* [EXERCISE AIM] Apart from the pictures, every entry should be reproduced exactly.

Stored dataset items

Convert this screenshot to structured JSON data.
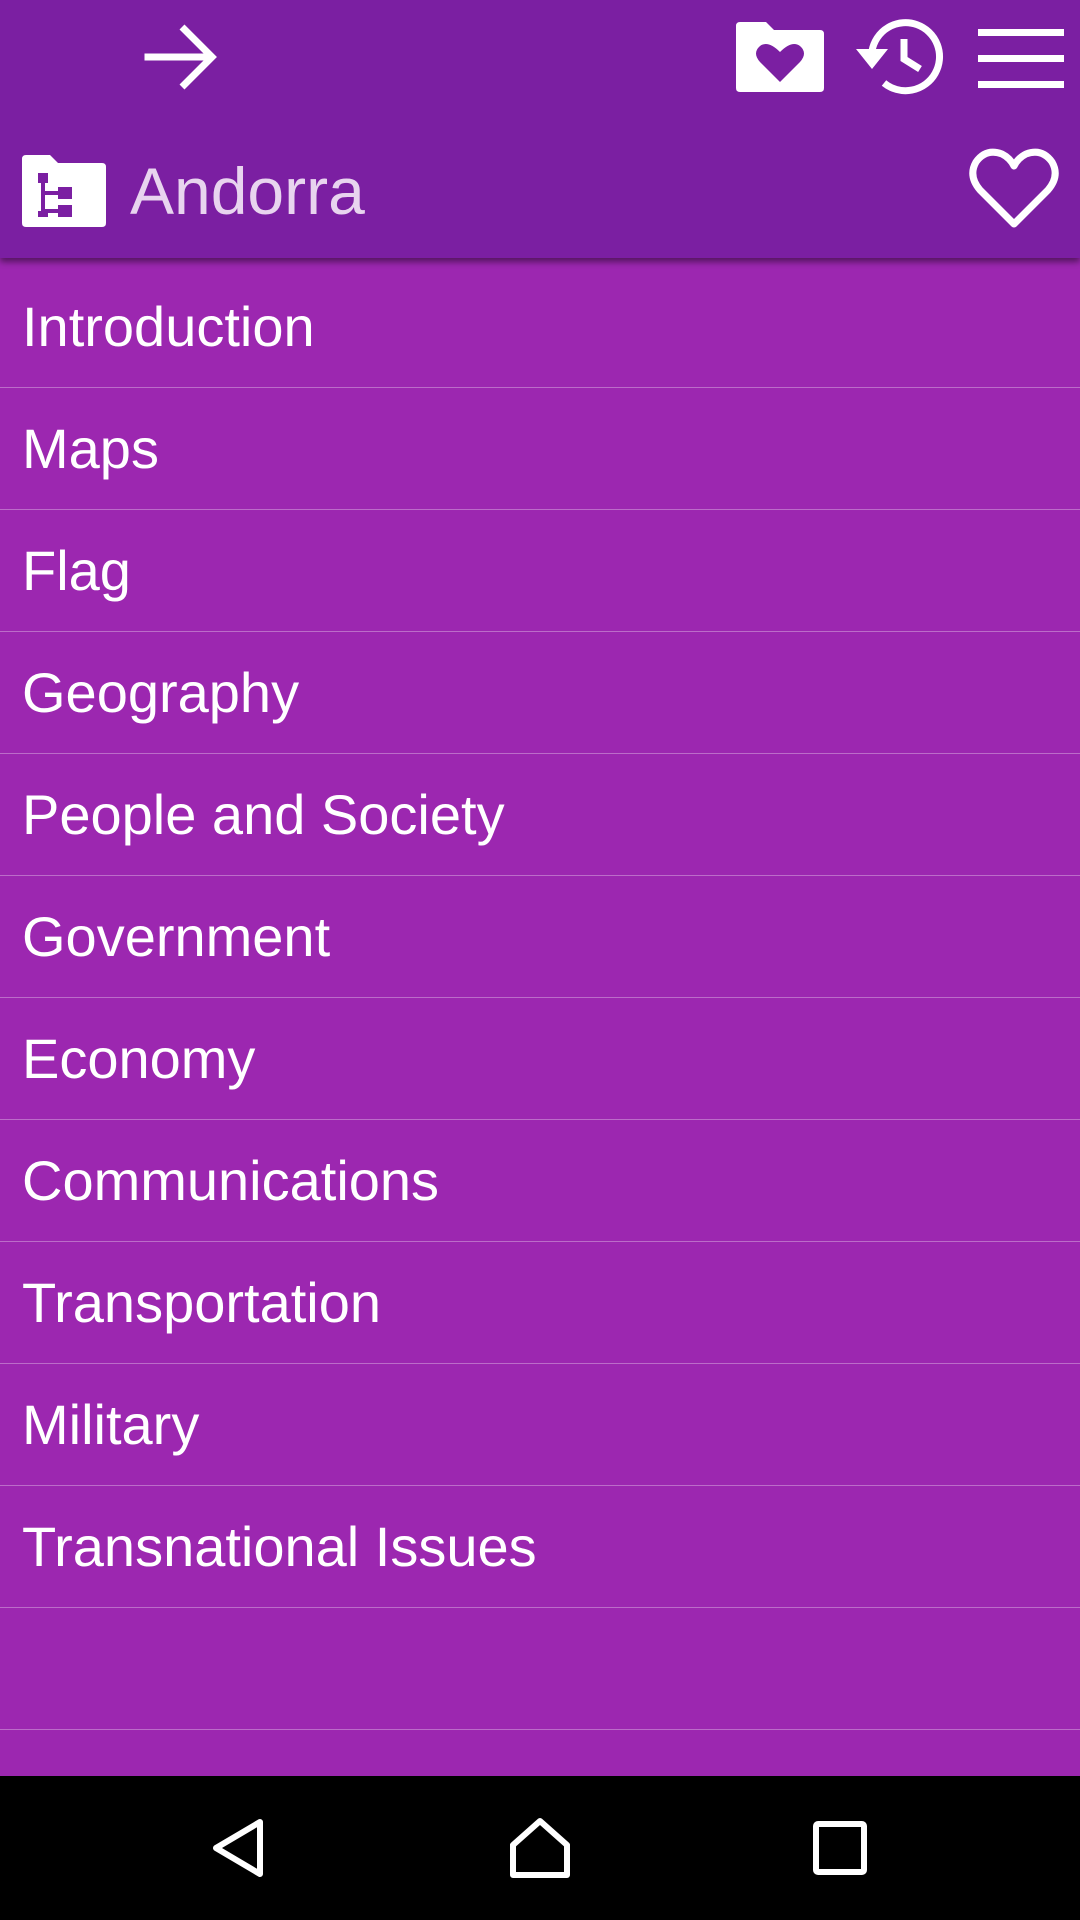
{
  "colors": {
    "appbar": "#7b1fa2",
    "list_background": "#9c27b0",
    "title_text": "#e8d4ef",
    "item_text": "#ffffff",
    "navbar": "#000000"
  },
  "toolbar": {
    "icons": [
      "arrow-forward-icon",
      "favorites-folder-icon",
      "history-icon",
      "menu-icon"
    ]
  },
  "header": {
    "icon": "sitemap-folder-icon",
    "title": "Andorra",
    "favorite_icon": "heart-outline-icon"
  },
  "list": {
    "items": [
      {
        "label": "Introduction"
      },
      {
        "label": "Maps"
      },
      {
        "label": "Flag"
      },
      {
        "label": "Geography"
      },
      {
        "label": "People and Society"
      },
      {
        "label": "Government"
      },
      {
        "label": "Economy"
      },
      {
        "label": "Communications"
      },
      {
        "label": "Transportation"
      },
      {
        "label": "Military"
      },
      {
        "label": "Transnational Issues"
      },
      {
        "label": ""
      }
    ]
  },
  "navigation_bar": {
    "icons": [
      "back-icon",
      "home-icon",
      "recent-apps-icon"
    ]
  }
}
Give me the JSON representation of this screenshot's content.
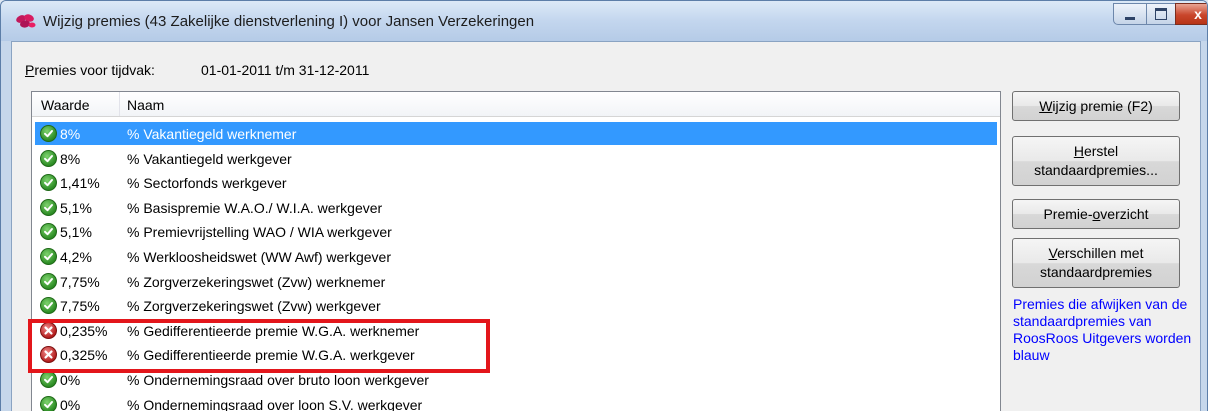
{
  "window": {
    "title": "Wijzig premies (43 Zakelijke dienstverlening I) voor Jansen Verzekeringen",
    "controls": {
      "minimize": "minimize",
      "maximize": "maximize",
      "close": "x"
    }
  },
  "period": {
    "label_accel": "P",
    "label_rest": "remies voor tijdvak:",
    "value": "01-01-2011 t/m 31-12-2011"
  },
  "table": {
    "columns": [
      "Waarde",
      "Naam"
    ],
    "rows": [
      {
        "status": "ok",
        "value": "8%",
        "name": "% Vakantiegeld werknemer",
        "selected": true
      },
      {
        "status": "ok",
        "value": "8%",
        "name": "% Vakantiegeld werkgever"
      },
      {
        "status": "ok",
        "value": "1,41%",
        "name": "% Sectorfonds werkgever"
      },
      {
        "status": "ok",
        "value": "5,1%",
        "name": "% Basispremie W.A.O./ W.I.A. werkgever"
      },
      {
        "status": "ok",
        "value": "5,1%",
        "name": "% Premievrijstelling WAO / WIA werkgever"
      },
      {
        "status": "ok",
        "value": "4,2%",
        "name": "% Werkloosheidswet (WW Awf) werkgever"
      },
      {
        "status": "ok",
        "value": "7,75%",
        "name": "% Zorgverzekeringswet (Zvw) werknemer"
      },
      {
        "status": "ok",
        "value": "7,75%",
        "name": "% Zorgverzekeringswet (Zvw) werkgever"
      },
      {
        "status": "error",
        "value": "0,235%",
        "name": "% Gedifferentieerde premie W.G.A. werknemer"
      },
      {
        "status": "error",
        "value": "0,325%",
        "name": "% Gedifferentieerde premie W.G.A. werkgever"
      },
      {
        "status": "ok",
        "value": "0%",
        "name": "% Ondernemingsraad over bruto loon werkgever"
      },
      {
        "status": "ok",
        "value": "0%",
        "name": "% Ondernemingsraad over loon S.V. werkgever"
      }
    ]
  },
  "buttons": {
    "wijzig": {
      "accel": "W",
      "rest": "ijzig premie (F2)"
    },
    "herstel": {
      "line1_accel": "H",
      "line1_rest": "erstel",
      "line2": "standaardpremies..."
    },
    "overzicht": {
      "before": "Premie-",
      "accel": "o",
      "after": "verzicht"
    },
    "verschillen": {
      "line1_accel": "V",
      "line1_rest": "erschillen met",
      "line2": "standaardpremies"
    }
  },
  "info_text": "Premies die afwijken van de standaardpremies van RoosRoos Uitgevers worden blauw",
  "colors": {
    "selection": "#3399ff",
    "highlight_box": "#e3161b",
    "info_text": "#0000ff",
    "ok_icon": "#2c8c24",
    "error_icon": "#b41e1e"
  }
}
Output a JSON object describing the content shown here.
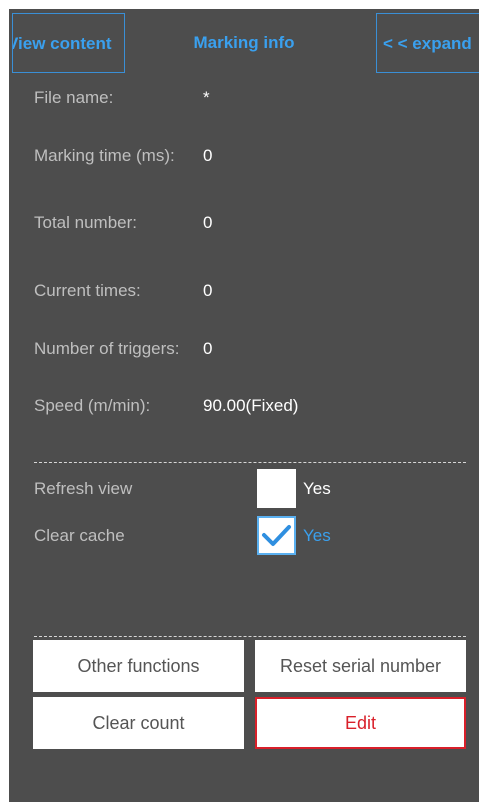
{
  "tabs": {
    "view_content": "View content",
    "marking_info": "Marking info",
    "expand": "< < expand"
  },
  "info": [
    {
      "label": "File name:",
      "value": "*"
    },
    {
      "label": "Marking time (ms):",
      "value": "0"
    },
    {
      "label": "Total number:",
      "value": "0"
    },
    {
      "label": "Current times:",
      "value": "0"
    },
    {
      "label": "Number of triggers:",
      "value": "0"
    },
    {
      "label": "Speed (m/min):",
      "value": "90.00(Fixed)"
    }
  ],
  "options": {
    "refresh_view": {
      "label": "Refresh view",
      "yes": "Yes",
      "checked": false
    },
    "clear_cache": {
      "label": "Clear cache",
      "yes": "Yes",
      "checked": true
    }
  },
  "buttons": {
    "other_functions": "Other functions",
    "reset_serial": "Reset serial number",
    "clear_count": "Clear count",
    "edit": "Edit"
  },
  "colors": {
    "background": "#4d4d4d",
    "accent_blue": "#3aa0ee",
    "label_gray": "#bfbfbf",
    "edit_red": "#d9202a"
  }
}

* [SOLUTION BELOW]
Convert this screenshot to structured JSON data.
{
  "colors": {
    "appbar": "#7b1fa2",
    "list_background": "#9c27b0",
    "title_text": "#e8d4ef",
    "item_text": "#ffffff",
    "navbar": "#000000"
  },
  "toolbar": {
    "icons": [
      "arrow-forward-icon",
      "favorites-folder-icon",
      "history-icon",
      "menu-icon"
    ]
  },
  "header": {
    "icon": "sitemap-folder-icon",
    "title": "Andorra",
    "favorite_icon": "heart-outline-icon"
  },
  "list": {
    "items": [
      {
        "label": "Introduction"
      },
      {
        "label": "Maps"
      },
      {
        "label": "Flag"
      },
      {
        "label": "Geography"
      },
      {
        "label": "People and Society"
      },
      {
        "label": "Government"
      },
      {
        "label": "Economy"
      },
      {
        "label": "Communications"
      },
      {
        "label": "Transportation"
      },
      {
        "label": "Military"
      },
      {
        "label": "Transnational Issues"
      },
      {
        "label": ""
      }
    ]
  },
  "navigation_bar": {
    "icons": [
      "back-icon",
      "home-icon",
      "recent-apps-icon"
    ]
  }
}
Give me the JSON representation of this screenshot's content.
{
  "window": {
    "title": "Wijzig premies (43 Zakelijke dienstverlening I) voor Jansen Verzekeringen",
    "controls": {
      "minimize": "minimize",
      "maximize": "maximize",
      "close": "x"
    }
  },
  "period": {
    "label_accel": "P",
    "label_rest": "remies voor tijdvak:",
    "value": "01-01-2011 t/m 31-12-2011"
  },
  "table": {
    "columns": [
      "Waarde",
      "Naam"
    ],
    "rows": [
      {
        "status": "ok",
        "value": "8%",
        "name": "% Vakantiegeld werknemer",
        "selected": true
      },
      {
        "status": "ok",
        "value": "8%",
        "name": "% Vakantiegeld werkgever"
      },
      {
        "status": "ok",
        "value": "1,41%",
        "name": "% Sectorfonds werkgever"
      },
      {
        "status": "ok",
        "value": "5,1%",
        "name": "% Basispremie W.A.O./ W.I.A. werkgever"
      },
      {
        "status": "ok",
        "value": "5,1%",
        "name": "% Premievrijstelling WAO / WIA werkgever"
      },
      {
        "status": "ok",
        "value": "4,2%",
        "name": "% Werkloosheidswet (WW Awf) werkgever"
      },
      {
        "status": "ok",
        "value": "7,75%",
        "name": "% Zorgverzekeringswet (Zvw) werknemer"
      },
      {
        "status": "ok",
        "value": "7,75%",
        "name": "% Zorgverzekeringswet (Zvw) werkgever"
      },
      {
        "status": "error",
        "value": "0,235%",
        "name": "% Gedifferentieerde premie W.G.A. werknemer"
      },
      {
        "status": "error",
        "value": "0,325%",
        "name": "% Gedifferentieerde premie W.G.A. werkgever"
      },
      {
        "status": "ok",
        "value": "0%",
        "name": "% Ondernemingsraad over bruto loon werkgever"
      },
      {
        "status": "ok",
        "value": "0%",
        "name": "% Ondernemingsraad over loon S.V. werkgever"
      }
    ]
  },
  "buttons": {
    "wijzig": {
      "accel": "W",
      "rest": "ijzig premie (F2)"
    },
    "herstel": {
      "line1_accel": "H",
      "line1_rest": "erstel",
      "line2": "standaardpremies..."
    },
    "overzicht": {
      "before": "Premie-",
      "accel": "o",
      "after": "verzicht"
    },
    "verschillen": {
      "line1_accel": "V",
      "line1_rest": "erschillen met",
      "line2": "standaardpremies"
    }
  },
  "info_text": "Premies die afwijken van de standaardpremies van RoosRoos Uitgevers worden blauw",
  "colors": {
    "selection": "#3399ff",
    "highlight_box": "#e3161b",
    "info_text": "#0000ff",
    "ok_icon": "#2c8c24",
    "error_icon": "#b41e1e"
  }
}
Output a JSON object describing the content shown here.
{
  "tabs": {
    "view_content": "View content",
    "marking_info": "Marking info",
    "expand": "< < expand"
  },
  "info": [
    {
      "label": "File name:",
      "value": "*"
    },
    {
      "label": "Marking time (ms):",
      "value": "0"
    },
    {
      "label": "Total number:",
      "value": "0"
    },
    {
      "label": "Current times:",
      "value": "0"
    },
    {
      "label": "Number of triggers:",
      "value": "0"
    },
    {
      "label": "Speed (m/min):",
      "value": "90.00(Fixed)"
    }
  ],
  "options": {
    "refresh_view": {
      "label": "Refresh view",
      "yes": "Yes",
      "checked": false
    },
    "clear_cache": {
      "label": "Clear cache",
      "yes": "Yes",
      "checked": true
    }
  },
  "buttons": {
    "other_functions": "Other functions",
    "reset_serial": "Reset serial number",
    "clear_count": "Clear count",
    "edit": "Edit"
  },
  "colors": {
    "background": "#4d4d4d",
    "accent_blue": "#3aa0ee",
    "label_gray": "#bfbfbf",
    "edit_red": "#d9202a"
  }
}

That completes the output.